IndcellHeap: Size: 0x0(0)bytes.
LookupHeap: Size: 0x0(0)bytes.
ResolveHeap: 0032b000(5000:1000) Size: 0x1000(4096)bytes.
DispatchHeap: 00327000(4000:1000) Size: 0x1000(4096)bytes.
CacheEntryHeap: 00322000(3000:1000) Size: 0x1000(4096)bytes.
Total size: 0x4000(16384)bytes
--------------------------------------
Domain 1: 4435b8
LowFrequencyHeap: 002f0000(2000:2000) Size: 0x2000(8192)bytes.
HighFrequencyHeap: 002f2000(8000:2000) Size: 0x2000(8192)bytes.
StubHeap: Size: 0x0(0)bytes.
Virtual Call Stub Heap:
IndcellHeap: 00300000(2000:1000) Size: 0x1000(4096)bytes.
LookupHeap: 00306000(1000:1000) Size: 0x1000(4096)bytes.
ResolveHeap: 0030a000(6000:1000) Size: 0x1000(4096)bytes.
DispatchHeap: 00307000(3000:1000) Size: 0x1000(4096)bytes.
CacheEntryHeap: Size: 0x0(0)bytes.
Total size: 0x8000(32768)bytes
--------------------------------------
Jit code heap:
LoaderCodeHeap: 00a40000(10000:1000) Size: 0x1000(4096)bytes.
Total size: 0x1000(4096)bytes
--------------------------------------
Module Thunk heaps:
Module 68dd1000: Size: 0x0(0)bytes.
Module 002f2c5c: Size: 0x0(0)bytes.
Module 66001000: Size: 0x0(0)bytes.
Total size: 0x0(0)bytes
--------------------------------------
Module Lookup Table heaps:
Module 68dd1000: Size: 0x0(0)bytes.
Module 002f2c5c: Size: 0x0(0)bytes.
Module 66001000: Size: 0x0(0)bytes.
Total size: 0x0(0)bytes
--------------------------------------
Total LoaderHeap size: 0xf000(61440)bytes
=======================================

Summary

The main purpose of this post  was to show how you can experiment yourself with some features of the CLR and find out, with the debugger, some of its inner workings.

By applying these techniques to generics, we have seen that:

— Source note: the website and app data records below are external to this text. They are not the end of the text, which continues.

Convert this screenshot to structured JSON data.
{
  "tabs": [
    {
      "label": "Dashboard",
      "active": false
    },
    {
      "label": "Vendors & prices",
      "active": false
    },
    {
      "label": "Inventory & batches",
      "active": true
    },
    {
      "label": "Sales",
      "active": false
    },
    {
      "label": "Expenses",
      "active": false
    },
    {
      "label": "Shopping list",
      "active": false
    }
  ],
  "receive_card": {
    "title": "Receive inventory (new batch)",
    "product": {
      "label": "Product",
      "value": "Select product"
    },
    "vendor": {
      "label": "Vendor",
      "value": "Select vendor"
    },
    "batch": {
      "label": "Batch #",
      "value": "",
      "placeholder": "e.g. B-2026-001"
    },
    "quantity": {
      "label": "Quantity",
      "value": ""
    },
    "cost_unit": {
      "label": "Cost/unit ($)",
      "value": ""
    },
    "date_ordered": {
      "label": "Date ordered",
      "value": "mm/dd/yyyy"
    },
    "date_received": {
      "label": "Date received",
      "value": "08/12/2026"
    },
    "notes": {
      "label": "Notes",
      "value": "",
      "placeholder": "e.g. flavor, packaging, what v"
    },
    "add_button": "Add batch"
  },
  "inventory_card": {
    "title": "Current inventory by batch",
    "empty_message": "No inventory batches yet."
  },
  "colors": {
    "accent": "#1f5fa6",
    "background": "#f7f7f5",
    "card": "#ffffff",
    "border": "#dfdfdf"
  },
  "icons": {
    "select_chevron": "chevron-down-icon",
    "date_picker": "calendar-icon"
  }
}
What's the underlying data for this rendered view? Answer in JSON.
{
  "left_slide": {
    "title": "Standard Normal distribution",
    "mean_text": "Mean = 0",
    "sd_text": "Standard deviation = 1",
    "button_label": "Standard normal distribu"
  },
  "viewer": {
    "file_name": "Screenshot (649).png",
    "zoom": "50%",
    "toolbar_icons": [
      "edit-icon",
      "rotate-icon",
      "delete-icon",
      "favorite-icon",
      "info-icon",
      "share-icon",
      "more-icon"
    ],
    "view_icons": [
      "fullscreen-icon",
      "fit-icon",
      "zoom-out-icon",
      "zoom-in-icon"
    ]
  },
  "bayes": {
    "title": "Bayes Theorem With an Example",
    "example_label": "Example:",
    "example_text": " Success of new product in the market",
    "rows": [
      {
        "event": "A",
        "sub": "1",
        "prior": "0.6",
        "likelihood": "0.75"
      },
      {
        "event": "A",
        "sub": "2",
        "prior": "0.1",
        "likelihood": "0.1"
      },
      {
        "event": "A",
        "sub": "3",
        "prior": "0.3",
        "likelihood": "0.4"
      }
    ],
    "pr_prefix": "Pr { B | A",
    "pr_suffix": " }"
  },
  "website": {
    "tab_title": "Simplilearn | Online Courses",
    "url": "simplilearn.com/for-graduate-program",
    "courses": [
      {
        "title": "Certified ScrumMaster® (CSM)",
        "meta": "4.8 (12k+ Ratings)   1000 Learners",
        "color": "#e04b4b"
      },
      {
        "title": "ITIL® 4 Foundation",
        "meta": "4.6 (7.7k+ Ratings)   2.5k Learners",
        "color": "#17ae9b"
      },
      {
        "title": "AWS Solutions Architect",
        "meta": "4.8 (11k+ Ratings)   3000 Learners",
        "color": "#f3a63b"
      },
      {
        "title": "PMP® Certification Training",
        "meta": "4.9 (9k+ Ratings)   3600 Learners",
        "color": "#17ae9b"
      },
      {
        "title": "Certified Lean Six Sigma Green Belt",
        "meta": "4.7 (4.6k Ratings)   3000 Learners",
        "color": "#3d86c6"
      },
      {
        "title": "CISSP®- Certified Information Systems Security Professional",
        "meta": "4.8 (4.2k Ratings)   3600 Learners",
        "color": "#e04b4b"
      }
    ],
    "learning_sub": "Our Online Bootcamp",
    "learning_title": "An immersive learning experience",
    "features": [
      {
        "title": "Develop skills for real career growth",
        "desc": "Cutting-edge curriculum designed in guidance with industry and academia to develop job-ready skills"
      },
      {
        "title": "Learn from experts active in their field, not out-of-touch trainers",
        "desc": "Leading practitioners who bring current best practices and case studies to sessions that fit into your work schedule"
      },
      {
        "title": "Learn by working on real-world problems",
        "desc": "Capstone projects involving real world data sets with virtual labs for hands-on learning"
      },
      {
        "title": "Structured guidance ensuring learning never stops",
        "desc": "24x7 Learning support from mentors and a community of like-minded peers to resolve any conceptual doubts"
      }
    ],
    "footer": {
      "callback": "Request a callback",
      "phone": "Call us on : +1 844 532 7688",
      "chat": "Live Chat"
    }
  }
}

  • The CLR goes a great deal in the direction of minimizing code bloat with generic programming. In particular, the CLR generates one implementation only for all reference types
  • When CLR code is pre-JITted through NGEN, all known instantiations are pre-JITTed to native code, in addition to the canonical instantiation that applies to all reference types. In other cases (value type instantiation unknown at NGEN time), the code is JIT-ted at runtime.